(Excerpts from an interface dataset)

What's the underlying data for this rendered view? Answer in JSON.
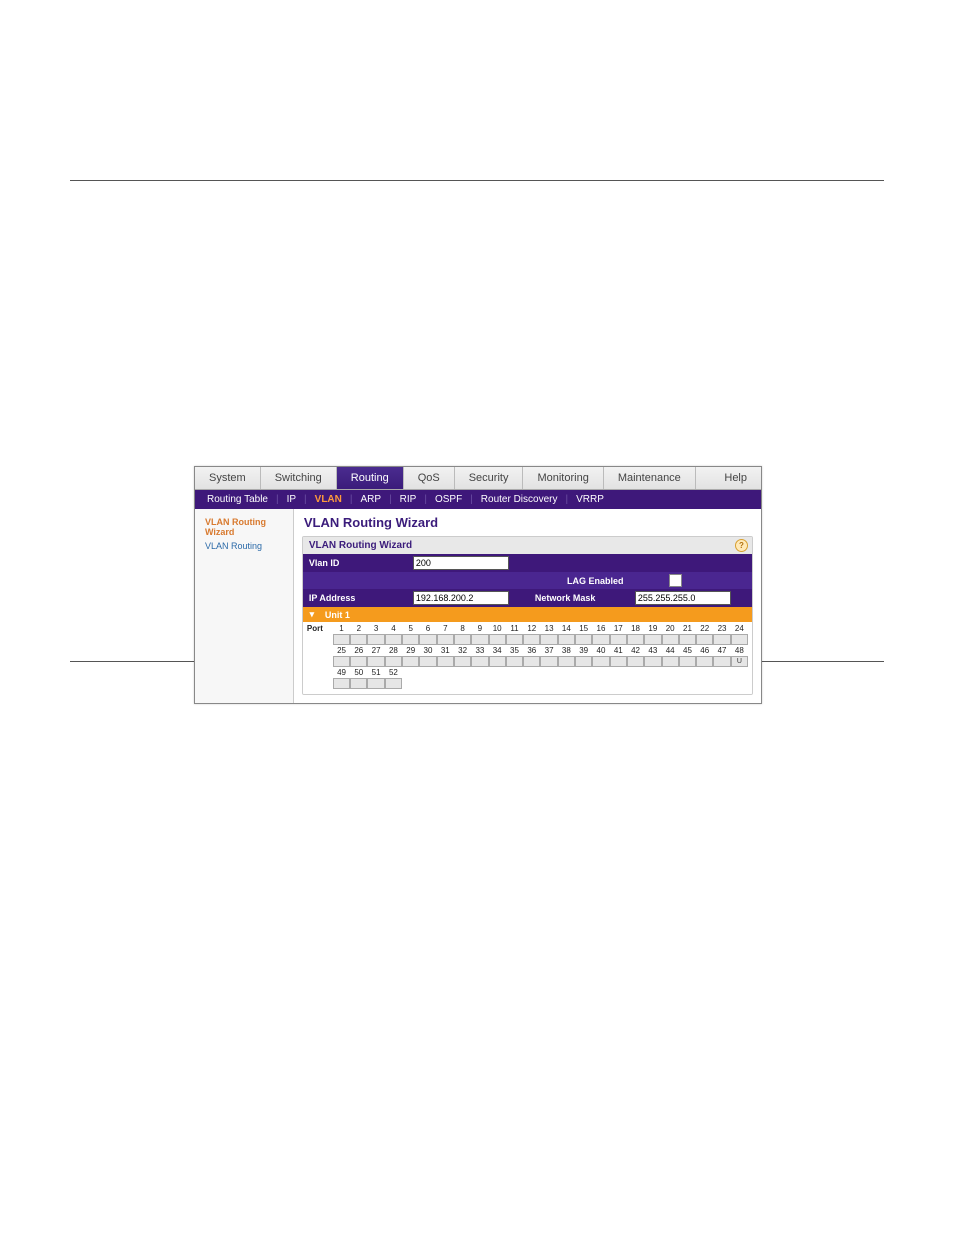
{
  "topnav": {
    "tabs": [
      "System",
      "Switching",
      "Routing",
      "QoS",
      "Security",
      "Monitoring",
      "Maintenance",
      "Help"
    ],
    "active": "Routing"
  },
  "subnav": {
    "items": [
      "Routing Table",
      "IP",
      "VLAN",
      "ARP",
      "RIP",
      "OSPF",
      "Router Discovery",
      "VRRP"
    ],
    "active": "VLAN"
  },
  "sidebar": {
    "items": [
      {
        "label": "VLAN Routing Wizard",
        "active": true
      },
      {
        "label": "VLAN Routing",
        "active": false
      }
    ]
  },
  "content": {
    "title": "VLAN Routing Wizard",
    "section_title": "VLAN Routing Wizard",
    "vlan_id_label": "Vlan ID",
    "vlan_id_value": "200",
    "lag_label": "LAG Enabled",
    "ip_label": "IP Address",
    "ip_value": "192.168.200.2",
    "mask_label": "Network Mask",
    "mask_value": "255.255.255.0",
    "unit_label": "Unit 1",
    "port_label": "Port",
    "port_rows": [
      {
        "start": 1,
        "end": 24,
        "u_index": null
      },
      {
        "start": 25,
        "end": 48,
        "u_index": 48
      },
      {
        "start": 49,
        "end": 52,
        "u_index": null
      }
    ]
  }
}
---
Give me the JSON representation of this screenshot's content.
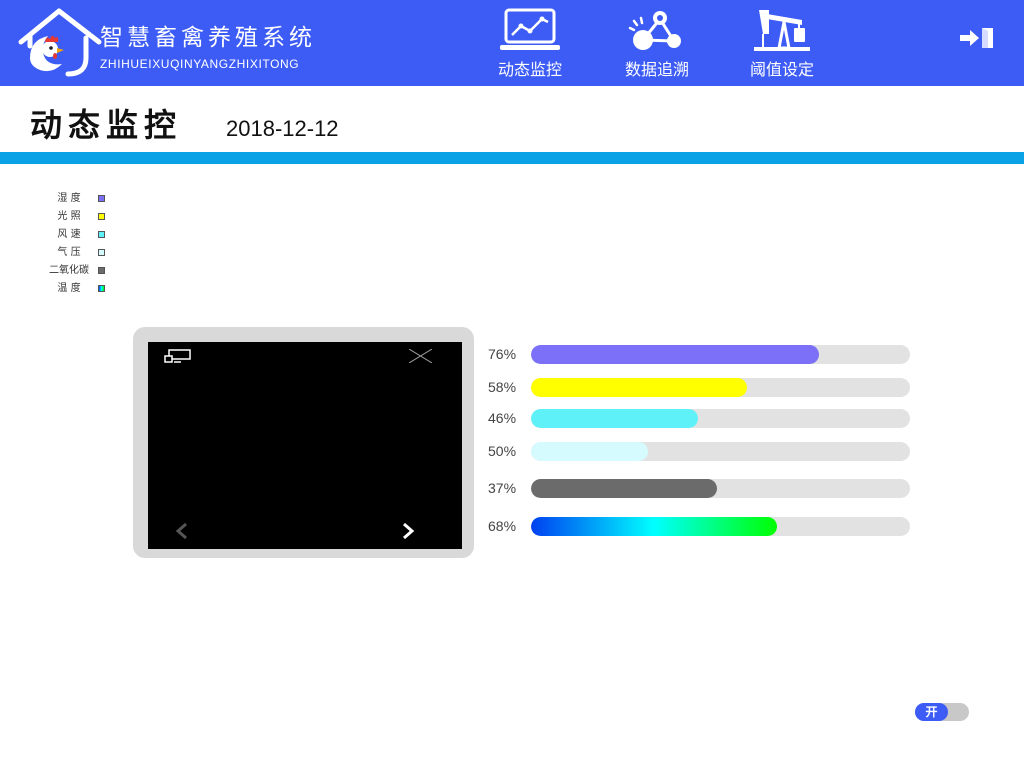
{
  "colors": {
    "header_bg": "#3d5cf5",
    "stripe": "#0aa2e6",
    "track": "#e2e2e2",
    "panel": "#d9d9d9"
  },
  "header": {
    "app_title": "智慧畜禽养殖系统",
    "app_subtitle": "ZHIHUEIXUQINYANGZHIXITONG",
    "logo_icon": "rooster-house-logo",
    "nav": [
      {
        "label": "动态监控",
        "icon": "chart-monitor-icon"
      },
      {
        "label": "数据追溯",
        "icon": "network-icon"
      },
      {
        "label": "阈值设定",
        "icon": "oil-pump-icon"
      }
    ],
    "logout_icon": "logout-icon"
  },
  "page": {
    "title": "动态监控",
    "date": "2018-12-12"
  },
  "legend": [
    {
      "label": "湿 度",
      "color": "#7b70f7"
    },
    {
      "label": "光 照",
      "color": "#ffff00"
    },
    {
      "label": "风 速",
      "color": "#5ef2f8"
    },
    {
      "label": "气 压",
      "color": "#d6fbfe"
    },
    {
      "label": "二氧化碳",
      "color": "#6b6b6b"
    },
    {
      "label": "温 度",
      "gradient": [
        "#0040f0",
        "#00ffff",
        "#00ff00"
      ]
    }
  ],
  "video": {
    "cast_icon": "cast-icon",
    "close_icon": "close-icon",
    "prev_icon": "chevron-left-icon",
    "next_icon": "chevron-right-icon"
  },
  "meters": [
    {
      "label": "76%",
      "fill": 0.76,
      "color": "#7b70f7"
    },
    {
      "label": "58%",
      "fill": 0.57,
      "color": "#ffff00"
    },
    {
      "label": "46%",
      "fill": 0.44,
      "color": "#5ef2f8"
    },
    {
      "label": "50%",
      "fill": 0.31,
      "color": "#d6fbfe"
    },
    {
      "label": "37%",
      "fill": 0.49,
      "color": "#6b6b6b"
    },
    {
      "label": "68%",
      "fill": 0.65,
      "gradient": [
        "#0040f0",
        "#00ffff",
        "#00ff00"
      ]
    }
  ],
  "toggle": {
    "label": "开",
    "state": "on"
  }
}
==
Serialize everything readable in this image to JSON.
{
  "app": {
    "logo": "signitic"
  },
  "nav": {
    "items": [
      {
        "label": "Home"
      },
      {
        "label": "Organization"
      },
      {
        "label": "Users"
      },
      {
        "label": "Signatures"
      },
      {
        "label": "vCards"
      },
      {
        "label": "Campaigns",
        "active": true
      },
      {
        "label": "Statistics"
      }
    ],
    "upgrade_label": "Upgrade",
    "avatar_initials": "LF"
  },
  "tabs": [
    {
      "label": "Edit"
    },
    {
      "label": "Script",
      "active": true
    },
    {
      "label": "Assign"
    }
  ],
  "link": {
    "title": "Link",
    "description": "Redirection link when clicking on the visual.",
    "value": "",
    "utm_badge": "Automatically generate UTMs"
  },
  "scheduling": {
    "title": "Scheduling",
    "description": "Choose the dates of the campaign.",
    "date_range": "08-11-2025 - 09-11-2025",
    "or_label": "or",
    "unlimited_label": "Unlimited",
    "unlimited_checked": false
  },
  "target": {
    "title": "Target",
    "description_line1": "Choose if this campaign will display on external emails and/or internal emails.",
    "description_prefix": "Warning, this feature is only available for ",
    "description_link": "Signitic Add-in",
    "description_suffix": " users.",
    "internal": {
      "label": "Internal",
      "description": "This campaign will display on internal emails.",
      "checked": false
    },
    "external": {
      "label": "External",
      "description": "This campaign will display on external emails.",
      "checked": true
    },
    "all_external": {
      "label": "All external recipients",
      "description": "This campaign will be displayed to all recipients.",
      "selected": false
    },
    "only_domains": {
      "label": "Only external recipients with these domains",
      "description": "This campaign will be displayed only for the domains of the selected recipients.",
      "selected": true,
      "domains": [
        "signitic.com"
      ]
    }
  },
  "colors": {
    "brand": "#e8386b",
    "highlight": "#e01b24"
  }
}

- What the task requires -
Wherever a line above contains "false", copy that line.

- Task solution -
        "active": false
    "unlimited_checked": false
      "checked": false
      "selected": false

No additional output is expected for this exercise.